The Federal Government of Nigeria at the weekend opened the Apapa-Ijora Bridge in Lagos State to light traffic, as the emergency repair works on the bridge are almost completed.
It was shut on Monday, August 8, for emergency repair works on its failed sections and temporary coverage of the failed concrete bridge deck section.
The decision was taken after an inspection tour and a meeting with stakeholders by the Minister of Power, Works and Housing, Mr Babatunde Fashola.
With consistent attention from the contracting firm, Julius Berger Nigeria Plc and supervisory work by officials of the Federal Ministry of Power, Works and Housing, work on the temporary coverage of the failed concrete bridge deck section was completed on Saturday including the approach to the bridge.
Also completed was the placement of height restriction gantry in order to ensure only light traffic could access the bridge.
The bridge is now open to light traffic while repair works continue on the diversions.
Motorist, who work in and around Apapa axis, could now use the Apap-Ijora bridge after it was closed for rehabilitation.
Many of them had thought that the repairs would take some time, considering the nation’s revenue base that has continued to dwindle with the drop in crude oil price.
After the initial worries about the failing concrete deck of some parts of the bridge, Mr Fashola said the construction company had carried out a reinforcement work which is capable of supporting light vehicular traffic.
He insisted that it was better for Nigerians to endure the pains that the closure had caused than for tragedy to occur.
It was danger waiting to happen and would have, in its wake, been colossal.
The reasons were not farfetched, as the bridge had over the years been subjected to daily heavy load of container bearing trucks and petroleum products tankers.
The 40-year-old bridge remained, for a very long time, the only major entry and exit from Apapa and the consequence became very evident.

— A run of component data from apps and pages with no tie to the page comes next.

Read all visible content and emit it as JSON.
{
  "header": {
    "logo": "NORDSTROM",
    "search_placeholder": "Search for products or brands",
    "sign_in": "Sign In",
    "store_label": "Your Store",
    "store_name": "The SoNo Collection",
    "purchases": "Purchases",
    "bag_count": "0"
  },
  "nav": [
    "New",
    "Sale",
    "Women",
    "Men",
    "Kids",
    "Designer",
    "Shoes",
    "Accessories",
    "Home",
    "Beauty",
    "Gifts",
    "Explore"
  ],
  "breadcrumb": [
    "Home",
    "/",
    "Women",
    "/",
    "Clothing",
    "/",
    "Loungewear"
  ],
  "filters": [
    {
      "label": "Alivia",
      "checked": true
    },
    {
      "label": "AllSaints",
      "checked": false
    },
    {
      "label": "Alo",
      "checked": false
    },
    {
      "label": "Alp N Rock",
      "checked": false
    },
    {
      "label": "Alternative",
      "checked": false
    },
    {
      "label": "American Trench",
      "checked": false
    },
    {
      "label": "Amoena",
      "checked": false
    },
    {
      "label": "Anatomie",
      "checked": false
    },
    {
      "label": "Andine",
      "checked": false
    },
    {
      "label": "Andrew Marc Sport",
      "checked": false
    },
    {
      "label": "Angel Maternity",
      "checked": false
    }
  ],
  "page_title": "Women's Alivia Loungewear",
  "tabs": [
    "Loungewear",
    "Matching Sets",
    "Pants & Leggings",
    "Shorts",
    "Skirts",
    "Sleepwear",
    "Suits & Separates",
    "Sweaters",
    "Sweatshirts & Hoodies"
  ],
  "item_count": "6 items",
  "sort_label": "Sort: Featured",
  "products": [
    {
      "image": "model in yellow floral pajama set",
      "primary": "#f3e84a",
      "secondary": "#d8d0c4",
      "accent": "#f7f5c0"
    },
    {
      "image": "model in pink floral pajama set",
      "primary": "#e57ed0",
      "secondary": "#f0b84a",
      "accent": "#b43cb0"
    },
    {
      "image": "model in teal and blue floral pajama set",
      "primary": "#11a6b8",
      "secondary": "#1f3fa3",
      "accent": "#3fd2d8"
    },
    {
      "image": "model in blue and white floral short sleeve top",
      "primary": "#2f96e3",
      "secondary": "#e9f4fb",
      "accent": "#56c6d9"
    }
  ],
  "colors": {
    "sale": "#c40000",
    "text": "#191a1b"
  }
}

After concerns were raised about the deplorable state, the Federal Government took a tough decision to shut it down for emergency rehabilitation work